==== Records supplied

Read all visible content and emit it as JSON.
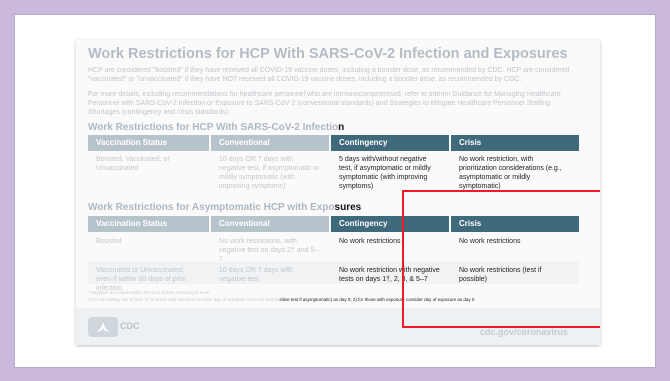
{
  "slide": {
    "title": "Work Restrictions for HCP With SARS-CoV-2 Infection and Exposures",
    "intro_1": "HCP are considered \"boosted\" if they have received all COVID-19 vaccine doses, including a booster dose, as recommended by CDC. HCP are considered \"vaccinated\" or \"unvaccinated\" if they have NOT received all COVID-19 vaccine doses, including a booster dose, as recommended by CDC.",
    "intro_2": "For more details, including recommendations for healthcare personnel who are immunocompromised, refer to Interim Guidance for Managing Healthcare Personnel with SARS-CoV-2 Infection or Exposure to SARS-CoV-2 (conventional standards) and Strategies to Mitigate Healthcare Personnel Staffing Shortages (contingency and crisis standards).",
    "section1_dim": "Work Restrictions for HCP With SARS-CoV-2 Infectio",
    "section1_hi": "n",
    "section2_dim": "Work Restrictions for Asymptomatic HCP with Expo",
    "section2_hi": "sures",
    "headers": {
      "vaccination": "Vaccination Status",
      "conventional": "Conventional",
      "contingency": "Contingency",
      "crisis": "Crisis"
    },
    "table1": {
      "status": "Boosted, Vaccinated, or Unvaccinated",
      "conventional": "10 days OR 7 days with negative test, if asymptomatic or mildly symptomatic (with improving symptoms)",
      "contingency": "5 days with/without negative test, if asymptomatic or mildly symptomatic (with improving symptoms)",
      "crisis": "No work restriction, with prioritization considerations (e.g., asymptomatic or mildly symptomatic)"
    },
    "table2": {
      "row1": {
        "status": "Boosted",
        "conventional": "No work restrictions, with negative test on days 2† and 5–7",
        "contingency": "No work restrictions",
        "crisis": "No work restrictions"
      },
      "row2": {
        "status": "Vaccinated or Unvaccinated, even if within 90 days of prior infection",
        "conventional": "10 days OR 7 days with negative test",
        "contingency": "No work restriction with negative tests on days 1†, 2, 3, & 5–7",
        "crisis": "No work restrictions (test if possible)"
      }
    },
    "footnote_1": "†Negative test result within 48 hours before returning to work",
    "footnote_2_dim": "‡For calculating day of test: 1) for those with infection consider day of symptom onset (or first po",
    "footnote_2_hi": "sitive test if asymptomatic) as day 0; 2) for those with exposure consider day of exposure as day 0",
    "logo_text": "CDC",
    "url": "cdc.gov/coronavirus"
  },
  "colors": {
    "frame_bg": "#cbb9dc",
    "header_dim": "#b7c3cb",
    "header_hi": "#3f6a7c",
    "highlight_border": "#ee1c24"
  }
}
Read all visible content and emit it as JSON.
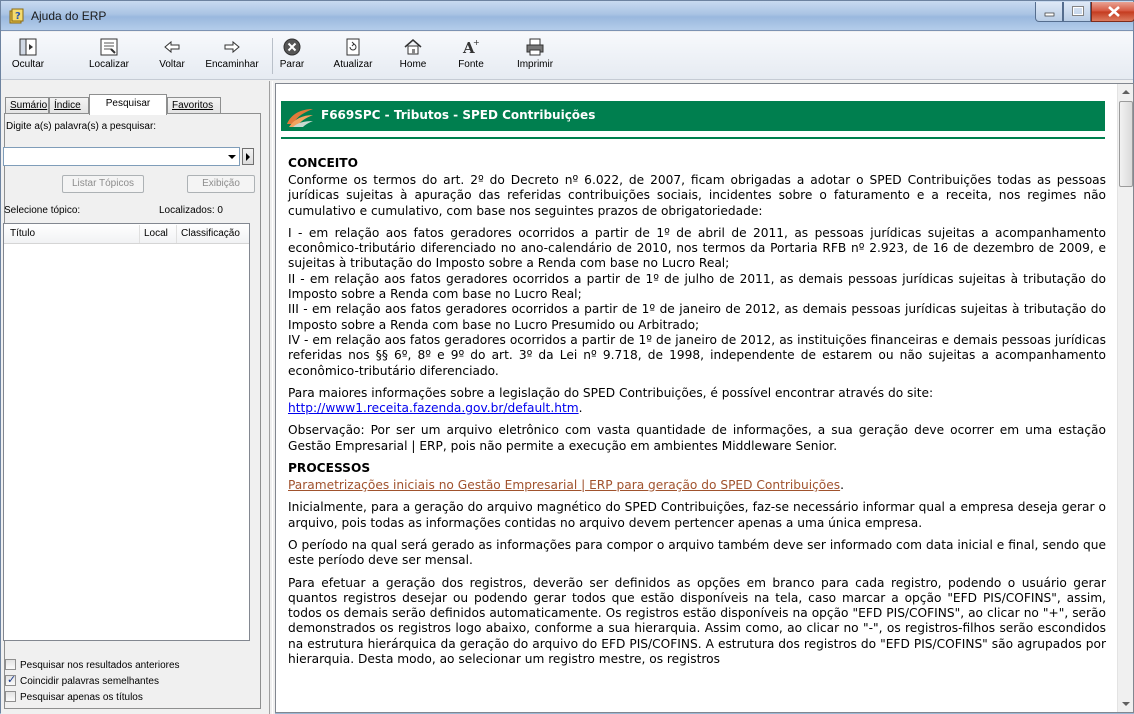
{
  "window": {
    "title": "Ajuda do ERP",
    "controls": [
      "minimize-icon",
      "maximize-icon",
      "close-icon"
    ]
  },
  "toolbar": {
    "buttons": [
      {
        "label": "Ocultar",
        "icon": "hide-pane-icon"
      },
      {
        "label": "Localizar",
        "icon": "locate-icon"
      },
      {
        "label": "Voltar",
        "icon": "back-arrow-icon"
      },
      {
        "label": "Encaminhar",
        "icon": "forward-arrow-icon"
      },
      {
        "label": "Parar",
        "icon": "stop-icon"
      },
      {
        "label": "Atualizar",
        "icon": "refresh-icon"
      },
      {
        "label": "Home",
        "icon": "home-icon"
      },
      {
        "label": "Fonte",
        "icon": "font-icon"
      },
      {
        "label": "Imprimir",
        "icon": "print-icon"
      }
    ]
  },
  "left_pane": {
    "tabs": [
      {
        "label": "Sumário",
        "active": false
      },
      {
        "label": "Índice",
        "active": false
      },
      {
        "label": "Pesquisar",
        "active": true
      },
      {
        "label": "Favoritos",
        "active": false
      }
    ],
    "search_prompt": "Digite a(s) palavra(s) a pesquisar:",
    "search_value": "",
    "list_topics_button": "Listar Tópicos",
    "display_button": "Exibição",
    "select_topic_label": "Selecione tópico:",
    "found_label": "Localizados: 0",
    "columns": [
      "Título",
      "Local",
      "Classificação"
    ],
    "options": [
      {
        "label": "Pesquisar nos resultados anteriores",
        "checked": false
      },
      {
        "label": "Coincidir palavras semelhantes",
        "checked": true
      },
      {
        "label": "Pesquisar apenas os títulos",
        "checked": false
      }
    ]
  },
  "content": {
    "banner_title": "F669SPC - Tributos - SPED Contribuições",
    "brand_color": "#007f4f",
    "section1_title": "CONCEITO",
    "p1": "Conforme os termos do art. 2º do Decreto nº 6.022, de 2007, ficam obrigadas a adotar o SPED Contribuições todas as pessoas jurídicas sujeitas à apuração das referidas contribuições sociais, incidentes sobre o faturamento e a receita, nos regimes não cumulativo e cumulativo, com base nos seguintes prazos de obrigatoriedade:",
    "item1": "I - em relação aos fatos geradores ocorridos a partir de 1º de abril de 2011, as pessoas jurídicas sujeitas a acompanhamento econômico-tributário diferenciado no ano-calendário de 2010, nos termos da Portaria RFB nº 2.923, de 16 de dezembro de 2009, e sujeitas à tributação do Imposto sobre a Renda com base no Lucro Real;",
    "item2": "II - em relação aos fatos geradores ocorridos a partir de 1º de julho de 2011, as demais pessoas jurídicas sujeitas à tributação do Imposto sobre a Renda com base no Lucro Real;",
    "item3": "III - em relação aos fatos geradores ocorridos a partir de 1º de janeiro de 2012, as demais pessoas jurídicas sujeitas à tributação do Imposto sobre a Renda com base no Lucro Presumido ou Arbitrado;",
    "item4": "IV - em relação aos fatos geradores ocorridos a partir de 1º de janeiro de 2012, as instituições financeiras e demais pessoas jurídicas referidas nos §§ 6º, 8º e 9º do art. 3º da Lei nº 9.718, de 1998, independente de estarem ou não sujeitas a acompanhamento econômico-tributário diferenciado.",
    "p_more": "Para maiores informações sobre a legislação do SPED Contribuições, é possível encontrar através do site:",
    "link_url": "http://www1.receita.fazenda.gov.br/default.htm",
    "link_suffix": ".",
    "p_obs": "Observação: Por ser um arquivo eletrônico com vasta quantidade de informações, a sua geração deve ocorrer em uma estação Gestão Empresarial | ERP, pois não permite a execução em ambientes Middleware Senior.",
    "section2_title": "PROCESSOS",
    "link_param": "Parametrizações iniciais no Gestão Empresarial | ERP para geração do SPED Contribuições",
    "link_param_suffix": ".",
    "p_ini": "Inicialmente, para a geração do arquivo magnético do SPED Contribuições, faz-se necessário informar qual a empresa deseja gerar o arquivo, pois todas as informações contidas no arquivo devem pertencer apenas a uma única empresa.",
    "p_periodo": "O período na qual será gerado as informações para compor o arquivo também deve ser informado com data inicial e final, sendo que este período deve ser mensal.",
    "p_registros": "Para efetuar a geração dos registros, deverão ser definidos as opções em branco para cada registro, podendo o usuário gerar quantos registros desejar ou podendo gerar todos que estão disponíveis na tela, caso marcar a opção \"EFD PIS/COFINS\", assim, todos os demais serão definidos automaticamente. Os registros estão disponíveis na opção \"EFD PIS/COFINS\", ao clicar no \"+\", serão demonstrados os registros logo abaixo, conforme a sua hierarquia. Assim como, ao clicar no \"-\", os registros-filhos serão escondidos na estrutura hierárquica da geração do arquivo do EFD PIS/COFINS. A estrutura dos registros do \"EFD PIS/COFINS\" são agrupados por hierarquia. Desta modo, ao selecionar um registro mestre, os registros"
  }
}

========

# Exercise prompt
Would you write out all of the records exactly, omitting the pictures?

# Answer box
Read all visible content and emit it as JSON.
{
  "slide": {
    "title": "Work Restrictions for HCP With SARS-CoV-2 Infection and Exposures",
    "intro_1": "HCP are considered \"boosted\" if they have received all COVID-19 vaccine doses, including a booster dose, as recommended by CDC. HCP are considered \"vaccinated\" or \"unvaccinated\" if they have NOT received all COVID-19 vaccine doses, including a booster dose, as recommended by CDC.",
    "intro_2": "For more details, including recommendations for healthcare personnel who are immunocompromised, refer to Interim Guidance for Managing Healthcare Personnel with SARS-CoV-2 Infection or Exposure to SARS-CoV-2 (conventional standards) and Strategies to Mitigate Healthcare Personnel Staffing Shortages (contingency and crisis standards).",
    "section1_dim": "Work Restrictions for HCP With SARS-CoV-2 Infectio",
    "section1_hi": "n",
    "section2_dim": "Work Restrictions for Asymptomatic HCP with Expo",
    "section2_hi": "sures",
    "headers": {
      "vaccination": "Vaccination Status",
      "conventional": "Conventional",
      "contingency": "Contingency",
      "crisis": "Crisis"
    },
    "table1": {
      "status": "Boosted, Vaccinated, or Unvaccinated",
      "conventional": "10 days OR 7 days with negative test, if asymptomatic or mildly symptomatic (with improving symptoms)",
      "contingency": "5 days with/without negative test, if asymptomatic or mildly symptomatic (with improving symptoms)",
      "crisis": "No work restriction, with prioritization considerations (e.g., asymptomatic or mildly symptomatic)"
    },
    "table2": {
      "row1": {
        "status": "Boosted",
        "conventional": "No work restrictions, with negative test on days 2† and 5–7",
        "contingency": "No work restrictions",
        "crisis": "No work restrictions"
      },
      "row2": {
        "status": "Vaccinated or Unvaccinated, even if within 90 days of prior infection",
        "conventional": "10 days OR 7 days with negative test",
        "contingency": "No work restriction with negative tests on days 1†, 2, 3, & 5–7",
        "crisis": "No work restrictions (test if possible)"
      }
    },
    "footnote_1": "†Negative test result within 48 hours before returning to work",
    "footnote_2_dim": "‡For calculating day of test: 1) for those with infection consider day of symptom onset (or first po",
    "footnote_2_hi": "sitive test if asymptomatic) as day 0; 2) for those with exposure consider day of exposure as day 0",
    "logo_text": "CDC",
    "url": "cdc.gov/coronavirus"
  },
  "colors": {
    "frame_bg": "#cbb9dc",
    "header_dim": "#b7c3cb",
    "header_hi": "#3f6a7c",
    "highlight_border": "#ee1c24"
  }
}
Read all visible content and emit it as JSON.
{
  "window": {
    "title": "Ajuda do ERP",
    "controls": [
      "minimize-icon",
      "maximize-icon",
      "close-icon"
    ]
  },
  "toolbar": {
    "buttons": [
      {
        "label": "Ocultar",
        "icon": "hide-pane-icon"
      },
      {
        "label": "Localizar",
        "icon": "locate-icon"
      },
      {
        "label": "Voltar",
        "icon": "back-arrow-icon"
      },
      {
        "label": "Encaminhar",
        "icon": "forward-arrow-icon"
      },
      {
        "label": "Parar",
        "icon": "stop-icon"
      },
      {
        "label": "Atualizar",
        "icon": "refresh-icon"
      },
      {
        "label": "Home",
        "icon": "home-icon"
      },
      {
        "label": "Fonte",
        "icon": "font-icon"
      },
      {
        "label": "Imprimir",
        "icon": "print-icon"
      }
    ]
  },
  "left_pane": {
    "tabs": [
      {
        "label": "Sumário",
        "active": false
      },
      {
        "label": "Índice",
        "active": false
      },
      {
        "label": "Pesquisar",
        "active": true
      },
      {
        "label": "Favoritos",
        "active": false
      }
    ],
    "search_prompt": "Digite a(s) palavra(s) a pesquisar:",
    "search_value": "",
    "list_topics_button": "Listar Tópicos",
    "display_button": "Exibição",
    "select_topic_label": "Selecione tópico:",
    "found_label": "Localizados: 0",
    "columns": [
      "Título",
      "Local",
      "Classificação"
    ],
    "options": [
      {
        "label": "Pesquisar nos resultados anteriores",
        "checked": false
      },
      {
        "label": "Coincidir palavras semelhantes",
        "checked": true
      },
      {
        "label": "Pesquisar apenas os títulos",
        "checked": false
      }
    ]
  },
  "content": {
    "banner_title": "F669SPC - Tributos - SPED Contribuições",
    "brand_color": "#007f4f",
    "section1_title": "CONCEITO",
    "p1": "Conforme os termos do art. 2º do Decreto nº 6.022, de 2007, ficam obrigadas a adotar o SPED Contribuições todas as pessoas jurídicas sujeitas à apuração das referidas contribuições sociais, incidentes sobre o faturamento e a receita, nos regimes não cumulativo e cumulativo, com base nos seguintes prazos de obrigatoriedade:",
    "item1": "I - em relação aos fatos geradores ocorridos a partir de 1º de abril de 2011, as pessoas jurídicas sujeitas a acompanhamento econômico-tributário diferenciado no ano-calendário de 2010, nos termos da Portaria RFB nº 2.923, de 16 de dezembro de 2009, e sujeitas à tributação do Imposto sobre a Renda com base no Lucro Real;",
    "item2": "II - em relação aos fatos geradores ocorridos a partir de 1º de julho de 2011, as demais pessoas jurídicas sujeitas à tributação do Imposto sobre a Renda com base no Lucro Real;",
    "item3": "III - em relação aos fatos geradores ocorridos a partir de 1º de janeiro de 2012, as demais pessoas jurídicas sujeitas à tributação do Imposto sobre a Renda com base no Lucro Presumido ou Arbitrado;",
    "item4": "IV - em relação aos fatos geradores ocorridos a partir de 1º de janeiro de 2012, as instituições financeiras e demais pessoas jurídicas referidas nos §§ 6º, 8º e 9º do art. 3º da Lei nº 9.718, de 1998, independente de estarem ou não sujeitas a acompanhamento econômico-tributário diferenciado.",
    "p_more": "Para maiores informações sobre a legislação do SPED Contribuições, é possível encontrar através do site:",
    "link_url": "http://www1.receita.fazenda.gov.br/default.htm",
    "link_suffix": ".",
    "p_obs": "Observação: Por ser um arquivo eletrônico com vasta quantidade de informações, a sua geração deve ocorrer em uma estação Gestão Empresarial | ERP, pois não permite a execução em ambientes Middleware Senior.",
    "section2_title": "PROCESSOS",
    "link_param": "Parametrizações iniciais no Gestão Empresarial | ERP para geração do SPED Contribuições",
    "link_param_suffix": ".",
    "p_ini": "Inicialmente, para a geração do arquivo magnético do SPED Contribuições, faz-se necessário informar qual a empresa deseja gerar o arquivo, pois todas as informações contidas no arquivo devem pertencer apenas a uma única empresa.",
    "p_periodo": "O período na qual será gerado as informações para compor o arquivo também deve ser informado com data inicial e final, sendo que este período deve ser mensal.",
    "p_registros": "Para efetuar a geração dos registros, deverão ser definidos as opções em branco para cada registro, podendo o usuário gerar quantos registros desejar ou podendo gerar todos que estão disponíveis na tela, caso marcar a opção \"EFD PIS/COFINS\", assim, todos os demais serão definidos automaticamente. Os registros estão disponíveis na opção \"EFD PIS/COFINS\", ao clicar no \"+\", serão demonstrados os registros logo abaixo, conforme a sua hierarquia. Assim como, ao clicar no \"-\", os registros-filhos serão escondidos na estrutura hierárquica da geração do arquivo do EFD PIS/COFINS. A estrutura dos registros do \"EFD PIS/COFINS\" são agrupados por hierarquia. Desta modo, ao selecionar um registro mestre, os registros"
  }
}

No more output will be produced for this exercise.